Prosecutor William Davis QC said: "This case is about an act of terrorism, the killing of a man for supposed political ends as long ago as 1984."
The court heard Mr Mhatre lived in a modest home in Bartley Green, Birmingham, with his wife and children and travelled to and from his workplace in New Street by bus.
The 48-year-old diplomat was snatched off a road, bundled into a car and taken to a makeshift prison at a house in Alum Rock, Birmingham, where he was held for two days until 5 February, 1984, Mr Davis said.
"He was driven to a really remote spot in Leicestershire and in that isolated spot he was shot three times," he said.
'Party to murder'
"In simple terms he was executed in cold blood."
Prior to his killing letters demanding a £1m ransom and the release of an "iconic" figure in the Kashmiri independence movement - sentenced to death by the Indian authorities - were sent to news agencies.
Mr Davis said two men had been convicted of murder shortly after the killing, but Mr Mirza is alleged to have fled the country.
Mr Mirza, formerly of Naseby Road, Alum Rock, but now of no fixed address, was brought back to the UK from America after he infringed immigration laws two years ago.
Mr Davis told the court the man who shot Mr Mhatre has never been caught.
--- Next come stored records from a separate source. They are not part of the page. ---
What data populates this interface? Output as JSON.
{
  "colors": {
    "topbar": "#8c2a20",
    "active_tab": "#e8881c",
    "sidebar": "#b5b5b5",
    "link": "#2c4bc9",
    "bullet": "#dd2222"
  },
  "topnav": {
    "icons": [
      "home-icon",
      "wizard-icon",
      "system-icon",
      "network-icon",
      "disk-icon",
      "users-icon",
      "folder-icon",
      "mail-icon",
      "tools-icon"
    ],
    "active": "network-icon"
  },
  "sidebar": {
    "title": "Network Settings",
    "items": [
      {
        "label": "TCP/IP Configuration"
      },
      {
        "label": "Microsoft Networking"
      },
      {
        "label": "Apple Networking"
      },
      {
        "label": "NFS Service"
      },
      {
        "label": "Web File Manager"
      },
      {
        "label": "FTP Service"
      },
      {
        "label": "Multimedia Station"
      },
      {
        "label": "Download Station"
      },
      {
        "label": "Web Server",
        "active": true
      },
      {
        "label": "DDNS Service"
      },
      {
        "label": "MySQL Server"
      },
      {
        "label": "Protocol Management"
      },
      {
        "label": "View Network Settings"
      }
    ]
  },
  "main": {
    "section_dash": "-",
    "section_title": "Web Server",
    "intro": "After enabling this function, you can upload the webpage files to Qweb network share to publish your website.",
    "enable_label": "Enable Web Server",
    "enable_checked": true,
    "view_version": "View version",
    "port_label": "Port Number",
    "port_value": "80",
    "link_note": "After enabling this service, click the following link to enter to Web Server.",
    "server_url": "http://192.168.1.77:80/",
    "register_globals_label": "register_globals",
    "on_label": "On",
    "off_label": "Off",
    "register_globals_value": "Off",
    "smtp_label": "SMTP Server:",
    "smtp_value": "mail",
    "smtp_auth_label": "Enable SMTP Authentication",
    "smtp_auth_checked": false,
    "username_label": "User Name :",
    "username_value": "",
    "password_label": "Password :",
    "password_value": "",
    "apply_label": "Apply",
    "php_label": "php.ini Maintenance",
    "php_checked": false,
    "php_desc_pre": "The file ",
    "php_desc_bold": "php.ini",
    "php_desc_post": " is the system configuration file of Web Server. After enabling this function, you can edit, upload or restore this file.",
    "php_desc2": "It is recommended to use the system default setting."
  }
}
He said although Mr Mirza was not present at the scene he was "party" to the murder by taking part in the enterprise which led to Mr Mhatre's death.
The trial continues.